Featured

  • Anne Rung -- Commerce Department Photo

    Exit interview with Anne Rung

    The government's departing top acquisition official said she leaves behind a solid foundation on which to build more effective and efficient federal IT.

  • Charles Phalen

    Administration appoints first head of NBIB

    The National Background Investigations Bureau announced the appointment of its first director as the agency prepares to take over processing government background checks.

  • Sen. James Lankford (R-Okla.)

    Senator: Rigid hiring process pushes millennials from federal work
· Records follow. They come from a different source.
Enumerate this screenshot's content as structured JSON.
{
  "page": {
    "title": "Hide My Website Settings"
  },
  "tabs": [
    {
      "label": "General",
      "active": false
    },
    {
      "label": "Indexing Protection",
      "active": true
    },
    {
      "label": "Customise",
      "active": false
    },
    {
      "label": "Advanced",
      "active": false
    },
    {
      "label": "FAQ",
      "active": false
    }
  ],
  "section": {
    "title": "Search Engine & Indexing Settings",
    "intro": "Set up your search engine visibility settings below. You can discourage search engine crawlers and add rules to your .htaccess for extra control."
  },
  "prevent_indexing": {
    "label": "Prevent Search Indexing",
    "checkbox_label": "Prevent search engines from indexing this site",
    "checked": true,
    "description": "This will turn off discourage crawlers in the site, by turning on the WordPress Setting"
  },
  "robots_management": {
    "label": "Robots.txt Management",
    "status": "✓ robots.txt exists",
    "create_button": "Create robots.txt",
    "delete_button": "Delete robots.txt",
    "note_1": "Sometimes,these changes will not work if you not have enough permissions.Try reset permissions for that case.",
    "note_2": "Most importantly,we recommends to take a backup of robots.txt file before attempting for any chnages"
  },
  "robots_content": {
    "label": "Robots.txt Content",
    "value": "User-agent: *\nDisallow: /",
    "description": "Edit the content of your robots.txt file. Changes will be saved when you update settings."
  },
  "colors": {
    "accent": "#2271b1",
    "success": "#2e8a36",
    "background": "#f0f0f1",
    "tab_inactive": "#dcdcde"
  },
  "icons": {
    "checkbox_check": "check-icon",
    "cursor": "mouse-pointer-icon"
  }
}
    Sen. James Lankford (R-Okla.) said agencies are missing out on younger workers because of the government's rigidity, particularly its protracted hiring process.

  • FCW @ 30 GPS

    FCW @ 30

    Since 1987, FCW has covered it all -- the major contracts, the disruptive technologies, the picayune scandals and the many, many people who make federal IT function. Here's a look back at six of the most significant stories.

  • Shutterstock image.

    A 'minibus' appropriations package could be in the cards

    A short-term funding bill is expected by Sept. 30 to keep the federal government operating through early December, but after that the options get more complicated.

  • Defense Secretary Ash Carter speaks at the TechCrunch Disrupt conference in San Francisco

    DOD launches new tech hub in Austin

    The DOD is opening a new Defense Innovation Unit Experimental office in Austin, Texas, while Congress debates legislation that could defund DIUx.

Reader comments

Please post your comments here. Comments are moderated, so they may not appear immediately after submitting. We will not post comments that we consider abusive or off-topic.

Please type the letters/numbers you see above

More from 1105 Public Sector Media Group